Listening to Mark Gilbert's reflections on his time as Barack Obama's man in Wellington for the past two years sounds more like an extreme-sports challenge than a posting which oversaw the most profound bilateral relationship-repair in 30 years. He's walked the great walks including the Routeburn, the Milford Track, the Abel Tasman and the Tongariro Crossing. He has been to Antarctica, he has skied with the US ski team, swum with the whales, and hung out the back of an aeroplane flying at 30m over the Hauraki Gulf. Gilbert, aged 60, has taken close to 4000 selfies and produced a slideshow on social media to the theme of "I've been everywhere man." His own highlight, however, was more political - the visit of the USS Sampson in November, and the assistance it provided with the HMNZS Canterbury after the Kaikoura earthquake. Banning ship visits to New Zealand was the last of the US reprisals against New Zealand's anti-nuclear laws and the Sampson was the first visit in 33 years. "We had Vice-President Biden here, we had Secretary of State Kerry but I think having the Sampson here really tells everyone where the state of the relationship is," he said. "To have it here, to be able to participate in the relief effort down in Kaikoura, to cement the military, the personal relationship between Kiwis and Americans, the visit puts all of that together." It was a long slow process to get acceptance in the US system for the ship to attend the New Zealand Navy's 75th birthday celebrations.
There will be other ship visits but not necessarily regular."The easiest thing for anyone to say is No and sometimes getting to Yes can be a long and difficult process," Gilbert said today. "Once the parties understood what it meant, how it would be handled and what it meant for the relationship, we got everybody to Yes. But it took a very long time with behind the scenes discussions." Asked if he believed it would be start of regular visits or just a one-off, Gilbert said: "I don't think it will be either. There will be other ship visits but not necessarily regular." It was nothing to do with the relationship but was more about where ships would be travelling to. The relationship was strong enough that no single problem could affect it. "There could be an issue New Zealand the United States completely disagree on but it is not going to affect the relationship because the contacts on both sides have become so solid that you don't have to worry about one issue completely turning upside down the entire relationship," he said. Gilbert, a former professional baseball player with the Chicago White Sox, was a major fundraiser for Obama, and is also a friend. He said it was usual for the team of political appointees of a different party to end their terms on the same date as the president who appointed them - the unusual aspect of the transition was the refusal to have any extension at all.

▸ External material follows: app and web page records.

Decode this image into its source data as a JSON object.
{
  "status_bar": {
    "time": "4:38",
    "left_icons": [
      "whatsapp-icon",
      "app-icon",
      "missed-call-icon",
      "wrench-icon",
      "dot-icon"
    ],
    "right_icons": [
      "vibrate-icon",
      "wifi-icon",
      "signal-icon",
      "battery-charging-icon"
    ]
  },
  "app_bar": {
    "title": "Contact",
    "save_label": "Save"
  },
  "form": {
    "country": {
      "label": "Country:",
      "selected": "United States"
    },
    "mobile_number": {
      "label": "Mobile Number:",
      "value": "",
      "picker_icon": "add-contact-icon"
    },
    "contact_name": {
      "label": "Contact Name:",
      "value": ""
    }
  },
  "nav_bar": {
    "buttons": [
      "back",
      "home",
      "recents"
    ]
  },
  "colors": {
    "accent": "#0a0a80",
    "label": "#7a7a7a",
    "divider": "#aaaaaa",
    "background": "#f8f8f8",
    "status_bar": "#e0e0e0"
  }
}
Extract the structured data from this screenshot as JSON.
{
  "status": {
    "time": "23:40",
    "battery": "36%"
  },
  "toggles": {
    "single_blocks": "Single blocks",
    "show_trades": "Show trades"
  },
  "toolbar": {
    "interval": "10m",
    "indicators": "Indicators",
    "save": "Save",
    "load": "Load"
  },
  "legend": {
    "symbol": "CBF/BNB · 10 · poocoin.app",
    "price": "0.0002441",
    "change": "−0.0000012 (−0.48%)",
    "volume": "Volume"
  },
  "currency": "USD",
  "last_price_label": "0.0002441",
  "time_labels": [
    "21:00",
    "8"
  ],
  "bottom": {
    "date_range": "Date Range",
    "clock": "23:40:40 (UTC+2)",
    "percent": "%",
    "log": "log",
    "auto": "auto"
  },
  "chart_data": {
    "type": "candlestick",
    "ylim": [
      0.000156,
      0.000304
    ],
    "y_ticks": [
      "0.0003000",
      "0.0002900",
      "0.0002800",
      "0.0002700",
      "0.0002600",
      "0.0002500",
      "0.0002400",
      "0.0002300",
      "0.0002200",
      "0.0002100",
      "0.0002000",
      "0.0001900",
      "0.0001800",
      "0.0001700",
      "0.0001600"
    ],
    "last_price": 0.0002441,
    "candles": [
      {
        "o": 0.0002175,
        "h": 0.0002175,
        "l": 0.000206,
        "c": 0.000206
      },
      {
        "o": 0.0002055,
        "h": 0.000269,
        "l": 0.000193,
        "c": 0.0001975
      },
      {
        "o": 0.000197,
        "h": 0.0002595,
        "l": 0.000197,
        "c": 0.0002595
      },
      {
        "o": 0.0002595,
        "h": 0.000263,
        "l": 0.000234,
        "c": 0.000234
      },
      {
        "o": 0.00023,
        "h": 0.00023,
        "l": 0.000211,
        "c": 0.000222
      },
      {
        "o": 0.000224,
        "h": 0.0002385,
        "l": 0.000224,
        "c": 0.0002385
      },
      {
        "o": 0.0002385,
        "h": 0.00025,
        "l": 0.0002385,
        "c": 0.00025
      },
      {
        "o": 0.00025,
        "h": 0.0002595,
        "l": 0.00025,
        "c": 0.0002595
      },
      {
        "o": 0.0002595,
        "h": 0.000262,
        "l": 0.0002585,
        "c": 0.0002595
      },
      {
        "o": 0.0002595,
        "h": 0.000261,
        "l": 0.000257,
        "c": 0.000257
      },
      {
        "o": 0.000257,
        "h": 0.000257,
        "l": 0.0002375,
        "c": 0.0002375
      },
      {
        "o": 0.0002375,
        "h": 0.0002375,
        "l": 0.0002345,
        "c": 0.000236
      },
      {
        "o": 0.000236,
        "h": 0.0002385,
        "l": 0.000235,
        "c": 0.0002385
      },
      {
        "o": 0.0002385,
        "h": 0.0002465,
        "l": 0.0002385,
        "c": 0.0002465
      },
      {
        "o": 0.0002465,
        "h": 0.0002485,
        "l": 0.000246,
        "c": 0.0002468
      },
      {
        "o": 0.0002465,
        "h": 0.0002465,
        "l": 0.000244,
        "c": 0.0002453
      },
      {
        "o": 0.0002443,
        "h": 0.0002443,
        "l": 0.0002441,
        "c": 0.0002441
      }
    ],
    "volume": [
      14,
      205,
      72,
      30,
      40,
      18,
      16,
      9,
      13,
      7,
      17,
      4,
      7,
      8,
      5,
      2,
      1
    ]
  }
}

The contacts on both sides have become so solid that you don't have to worry about one issue completely turning upside down the entire relationship.He didn't know if concerns about Donald Trump as President were justified. "The jury is going to be out but hopefully he'll do a good job. Hopefully it will be great for America. I'm sure the relationship between New Zealand and the United States will continue to grow and grow in the right direction." Gilbert said the appointment of New Zealand businessman Chris Liddell as an assistant to Trump in the White House could only help the relationship with New Zealand. Gilbert and his wife, Nancy, have had a month of saying goodbye at functions over the country, at which Nancy has been collecting hundreds of Air NZ boarding passes for a special project back home. She is going to decorate a wall with them in her Florida home - near Donald Trump's Mar-a-Lago in Palm Beach. "I'm actually taking the boarding passes on my carry-on luggage," she says. The couple will leave Auckland on Friday night after hosting a farewell function in Wellington. Nancy Gilbert says she would remember the Kiwi character as being "kind and fun" as well as "curious." "It might be by virtue of the location of New Zealand on the planet that when you are far from others, you develop a spirit of curiosity to see what else is going on out there and the sense of adventure to know that when someone asks you to go for a walk, five hours later you could still be walking." A five-hour flight for New Zealanders was absolutely nothing and was a totally different mindset from most places in America. The highlight of her time here was her own "Wahine Toa" project which recognised emerging Maori women leaders through the country and brought them together for a conference in Auckland in October. "We bought the chief of Native American affairs from the White House, President Obama's special assistant on Native American Affairs, flew over to be the keynote speaker and it was an extraordinary experience both personally and otherwise. It was just very gratifying."